While it certainly was a travesty that NCAA runner-up Nicole Bush was unable to run today's final after breaking her foot on a water jump that was set too high in the prelims, it is worth noting that Franek's performance was quite strong today. One can't just assume that Bush would have automatically made the team today as Franek's PR is now actually better than Bush's (9:39.38).
1 Jennifer Barringer Colorado 9:29.38 2 Anna Willard Nike 9:35.01 3 Bridget Franek Penn State 9:36.74 4 Lindsey Anderson Nike 9:44.42 5 Marie Lawrence Washington 9:48.27 6 Lisa Galaviz Nike 9:52.60 7 Lindsay Allen McMillan Elite 9:55.26 8 Amanda Lorenzen unattached 10:00.42 9 Delilah DiCrescenzo Puma 10:02.14 10 Erin Bedell Baylor 10:08.80 11 Kara June Asics Aggie 10:12.28 12 Kristin Anderson RIADHA 10:13.85 13 Shauneen Garrahan RIADHA 10:18.21 -- Nicole Bush Michigan State DNS
Women's 800: Clark Gets Her Fifth USATF Title
Hazel Clark continued her family's fine 800m tradition with a tough wire-to-wire win in the women's 800 to capture her fifth USATF outdoor title.
Clark led from the gun in the windy Hayward field conditions.

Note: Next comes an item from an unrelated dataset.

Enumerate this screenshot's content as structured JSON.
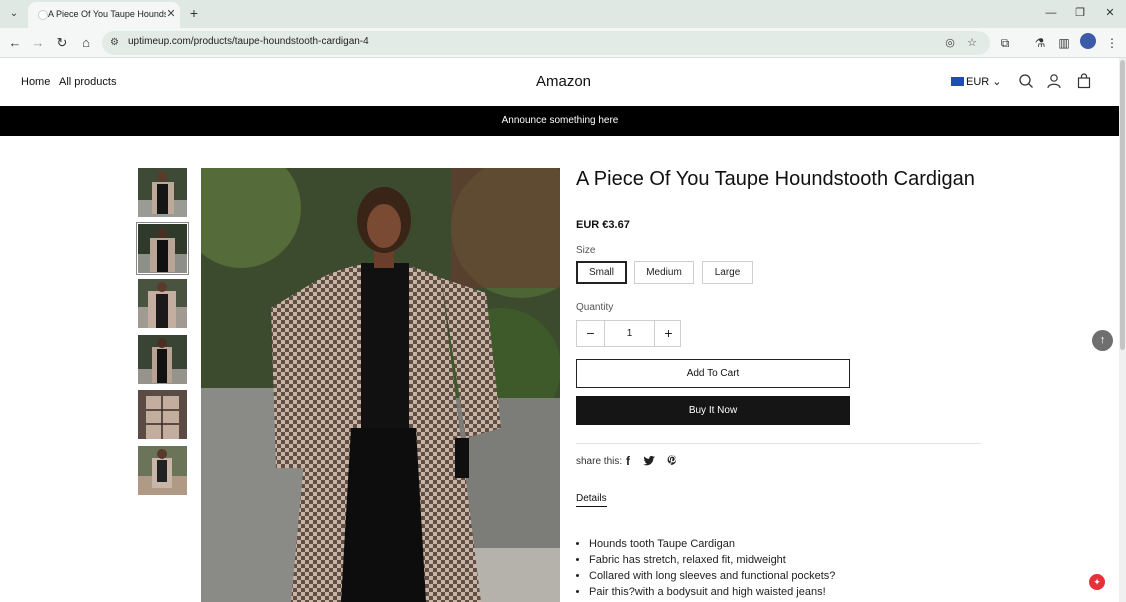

At the bell (59.42), everyone was close to her except for Prefontaine winner Maggie Vessey, who looked like she had missed the start. Vessey is known for her late charging style, but here she was over 3 seconds and more than 20 meters back (62.48).
Hazel still led at 600 (1:29.48) with two time defending NCAA champ Geena Gall and Tennessee's 20-year-old Phoebe Wright on her heels. Remarkably, Vessey (1:32.83) had fallen even farther behind and was still more than 20 meters back.
Clark maintained her form and her lead down the homestretch to get the win over Gall (2:00.79 to 2:01.12) and Wright held on for third in a tightly-contested race that saw third through six only separated by .2.
Honestly though, we had a tough time staying focused on what was happening up front as our eyes were glued to Vessey, who finally got it going in the final 200. Her charge from nowhere was unbelievably entertaining to watch. Vessey ran an incredible 28.37 final 200m, but it was just a little too late as she ended up fourth .07 behind Wright. You can watch the race video below, but Vessey is so far back you only see her for the final 20 meters.
A "Vessey cam" would have produced a ridiculous video. Regardless, you can talk about Vessey's tactics here.
Hazel Clark The Champ (1:27)
The consolation prize for Vessey was that only Clark has the World Champs "A" standard (2:00). The top 4 finishers are allowed to go and chase the standard. Vessey seems the most likely to break the 2-minute barrier (assuming she learns not to go out in over 62). If she is the only one to break it, she will also go to Worlds. If one of the other women breaks it, she will not go (1 "B" qualifier can go under the new rules).
Clark and Wright are both coached by Clark's brother, Tennessee coach JJ Clark, and Clark said she will try to help Wright break 2:00. Wright, only 20 years old, was fifth at NCAAs two weeks ago. But she set a PR in the semifinals here (2:02.11) and then improved nearly another full second on Sunday (2:01.12). If she or Gall can break 2:00, she'll be going to Worlds.
In the interview below, Clark talked about how this year her goal is a medal at the World Champs. Her early season performances were not great, but the plan was to train for Berlin and August all along.
Finals 1 Hazel Clark Nike 2:00.79 2 Geena Gall Oregon TC Elite 2:01.01 3 Phoebe Wright Tennessee 2:01.12 4 Maggie Vessey unattached 2:01.19 5 Laura Hermanson North Dakota State 2:01.28 6 Morgan Uceny Reebok 2:01.32 7 Alysia Johnson Nike 2:01.58 8 Katie Waits Reebok 2:01.69 9 Brenda Martinez Cal Riverside 2:09.44